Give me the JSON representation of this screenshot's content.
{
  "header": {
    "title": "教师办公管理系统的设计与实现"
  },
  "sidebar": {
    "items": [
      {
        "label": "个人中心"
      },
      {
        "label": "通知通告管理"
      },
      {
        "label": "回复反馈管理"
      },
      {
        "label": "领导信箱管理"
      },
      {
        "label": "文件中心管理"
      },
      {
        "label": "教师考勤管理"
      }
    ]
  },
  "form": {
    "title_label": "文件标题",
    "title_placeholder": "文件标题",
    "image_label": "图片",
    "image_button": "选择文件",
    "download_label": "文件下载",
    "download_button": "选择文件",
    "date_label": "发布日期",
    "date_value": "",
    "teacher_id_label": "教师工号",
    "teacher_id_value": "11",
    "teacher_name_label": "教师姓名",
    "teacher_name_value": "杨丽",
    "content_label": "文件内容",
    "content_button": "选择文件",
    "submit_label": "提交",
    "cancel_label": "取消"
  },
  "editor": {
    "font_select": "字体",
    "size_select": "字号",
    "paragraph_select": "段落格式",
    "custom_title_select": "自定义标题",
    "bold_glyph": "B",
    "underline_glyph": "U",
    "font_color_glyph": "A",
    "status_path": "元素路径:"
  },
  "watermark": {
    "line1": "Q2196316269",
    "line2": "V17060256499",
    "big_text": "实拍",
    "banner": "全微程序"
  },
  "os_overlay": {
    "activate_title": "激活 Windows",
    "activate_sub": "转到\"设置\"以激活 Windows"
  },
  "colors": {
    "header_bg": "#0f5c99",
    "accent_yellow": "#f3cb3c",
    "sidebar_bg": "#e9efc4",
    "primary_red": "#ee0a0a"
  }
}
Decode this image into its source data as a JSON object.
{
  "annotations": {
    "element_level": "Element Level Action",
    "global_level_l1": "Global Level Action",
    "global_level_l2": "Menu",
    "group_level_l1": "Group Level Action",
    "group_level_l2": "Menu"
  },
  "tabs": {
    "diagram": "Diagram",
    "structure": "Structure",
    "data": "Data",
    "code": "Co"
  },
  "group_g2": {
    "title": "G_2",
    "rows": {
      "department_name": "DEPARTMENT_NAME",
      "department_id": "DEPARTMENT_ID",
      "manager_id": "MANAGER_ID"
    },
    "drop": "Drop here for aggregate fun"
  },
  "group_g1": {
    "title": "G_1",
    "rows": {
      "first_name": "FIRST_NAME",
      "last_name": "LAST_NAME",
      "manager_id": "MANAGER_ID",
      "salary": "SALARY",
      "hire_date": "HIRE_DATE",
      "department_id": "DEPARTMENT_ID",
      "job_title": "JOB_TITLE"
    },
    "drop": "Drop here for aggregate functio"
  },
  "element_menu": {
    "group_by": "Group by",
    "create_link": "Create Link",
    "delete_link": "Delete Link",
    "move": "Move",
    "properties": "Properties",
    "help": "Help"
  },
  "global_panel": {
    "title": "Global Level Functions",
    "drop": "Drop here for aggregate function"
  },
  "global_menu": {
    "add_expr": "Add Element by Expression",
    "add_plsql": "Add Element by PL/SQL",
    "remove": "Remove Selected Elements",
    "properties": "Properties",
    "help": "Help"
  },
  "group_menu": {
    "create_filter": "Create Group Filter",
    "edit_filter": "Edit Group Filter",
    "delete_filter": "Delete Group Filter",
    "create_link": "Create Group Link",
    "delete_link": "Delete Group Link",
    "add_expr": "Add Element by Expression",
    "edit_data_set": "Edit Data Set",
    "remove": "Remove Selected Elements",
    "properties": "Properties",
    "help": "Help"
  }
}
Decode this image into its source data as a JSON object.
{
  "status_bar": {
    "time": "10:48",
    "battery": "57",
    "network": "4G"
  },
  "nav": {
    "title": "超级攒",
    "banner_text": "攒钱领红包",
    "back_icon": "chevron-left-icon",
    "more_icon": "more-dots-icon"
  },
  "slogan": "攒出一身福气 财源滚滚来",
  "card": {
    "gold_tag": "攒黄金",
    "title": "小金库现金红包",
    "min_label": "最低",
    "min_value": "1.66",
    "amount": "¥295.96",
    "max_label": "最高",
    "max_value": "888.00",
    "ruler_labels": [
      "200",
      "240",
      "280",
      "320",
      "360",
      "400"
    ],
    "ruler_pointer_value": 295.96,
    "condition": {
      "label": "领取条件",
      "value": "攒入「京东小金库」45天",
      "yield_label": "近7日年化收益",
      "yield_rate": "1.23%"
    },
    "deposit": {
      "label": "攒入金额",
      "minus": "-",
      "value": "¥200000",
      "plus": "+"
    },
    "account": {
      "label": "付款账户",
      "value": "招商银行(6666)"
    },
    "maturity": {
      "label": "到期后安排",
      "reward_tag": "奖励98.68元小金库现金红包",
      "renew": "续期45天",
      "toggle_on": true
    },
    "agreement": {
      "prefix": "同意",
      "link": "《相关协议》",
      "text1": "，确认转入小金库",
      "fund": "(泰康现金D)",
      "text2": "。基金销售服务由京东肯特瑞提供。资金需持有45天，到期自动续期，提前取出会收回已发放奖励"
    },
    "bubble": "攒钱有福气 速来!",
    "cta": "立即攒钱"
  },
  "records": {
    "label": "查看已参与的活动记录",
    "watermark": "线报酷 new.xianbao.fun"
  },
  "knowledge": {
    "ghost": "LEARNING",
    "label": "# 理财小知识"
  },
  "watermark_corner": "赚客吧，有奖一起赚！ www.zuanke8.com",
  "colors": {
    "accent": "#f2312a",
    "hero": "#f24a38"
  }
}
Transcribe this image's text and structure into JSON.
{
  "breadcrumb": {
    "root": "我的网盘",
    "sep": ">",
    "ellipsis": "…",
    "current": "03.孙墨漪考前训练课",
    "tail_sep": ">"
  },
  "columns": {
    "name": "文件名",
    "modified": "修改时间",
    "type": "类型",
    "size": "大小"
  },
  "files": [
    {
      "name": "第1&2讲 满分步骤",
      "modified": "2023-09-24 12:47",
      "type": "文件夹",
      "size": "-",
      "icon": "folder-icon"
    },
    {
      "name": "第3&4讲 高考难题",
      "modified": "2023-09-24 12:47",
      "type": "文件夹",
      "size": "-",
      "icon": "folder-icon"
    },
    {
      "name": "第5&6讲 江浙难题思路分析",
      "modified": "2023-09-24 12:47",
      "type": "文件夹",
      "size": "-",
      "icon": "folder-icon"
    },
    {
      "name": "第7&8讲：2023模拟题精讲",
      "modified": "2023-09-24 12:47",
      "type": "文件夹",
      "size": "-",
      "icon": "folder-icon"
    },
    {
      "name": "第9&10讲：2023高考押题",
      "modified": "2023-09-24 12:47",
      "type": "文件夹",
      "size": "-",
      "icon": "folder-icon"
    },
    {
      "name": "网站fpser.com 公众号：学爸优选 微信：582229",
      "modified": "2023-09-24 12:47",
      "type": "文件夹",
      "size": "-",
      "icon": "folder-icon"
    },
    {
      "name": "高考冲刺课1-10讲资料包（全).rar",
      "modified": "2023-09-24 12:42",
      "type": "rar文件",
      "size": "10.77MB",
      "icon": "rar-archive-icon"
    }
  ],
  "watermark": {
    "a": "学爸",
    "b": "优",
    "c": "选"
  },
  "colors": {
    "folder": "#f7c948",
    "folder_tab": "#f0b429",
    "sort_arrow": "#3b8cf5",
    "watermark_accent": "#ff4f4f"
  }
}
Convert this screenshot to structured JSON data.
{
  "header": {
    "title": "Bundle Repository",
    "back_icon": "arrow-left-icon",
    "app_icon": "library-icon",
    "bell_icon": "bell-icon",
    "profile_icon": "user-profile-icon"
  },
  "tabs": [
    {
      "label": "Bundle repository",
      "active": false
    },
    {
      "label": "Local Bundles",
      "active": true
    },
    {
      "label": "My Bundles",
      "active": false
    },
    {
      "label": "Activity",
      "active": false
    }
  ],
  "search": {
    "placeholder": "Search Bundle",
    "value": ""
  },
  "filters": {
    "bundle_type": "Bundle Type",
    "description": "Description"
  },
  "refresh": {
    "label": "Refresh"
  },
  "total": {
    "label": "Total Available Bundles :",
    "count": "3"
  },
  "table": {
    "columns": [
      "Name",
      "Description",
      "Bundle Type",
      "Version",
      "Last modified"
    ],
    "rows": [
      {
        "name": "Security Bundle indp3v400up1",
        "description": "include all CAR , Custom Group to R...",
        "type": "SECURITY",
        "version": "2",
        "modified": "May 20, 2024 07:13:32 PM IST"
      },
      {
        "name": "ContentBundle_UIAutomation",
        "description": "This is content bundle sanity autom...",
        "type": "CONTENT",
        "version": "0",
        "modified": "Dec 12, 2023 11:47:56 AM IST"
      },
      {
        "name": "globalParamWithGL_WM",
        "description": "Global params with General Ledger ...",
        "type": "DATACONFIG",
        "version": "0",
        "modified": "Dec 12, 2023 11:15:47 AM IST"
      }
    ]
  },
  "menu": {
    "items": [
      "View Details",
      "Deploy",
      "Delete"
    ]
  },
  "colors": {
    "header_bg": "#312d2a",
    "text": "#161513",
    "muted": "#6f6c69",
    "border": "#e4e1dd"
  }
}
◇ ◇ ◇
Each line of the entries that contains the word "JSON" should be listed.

» **OUTPUT OF THE TASK**:
Give me the JSON representation of this screenshot's content.
Decode this image into its source data as a JSON object.
Decode this image into its source data as a JSON object.
Transcribe this image's text and structure into JSON.
Convert this screenshot to structured JSON data.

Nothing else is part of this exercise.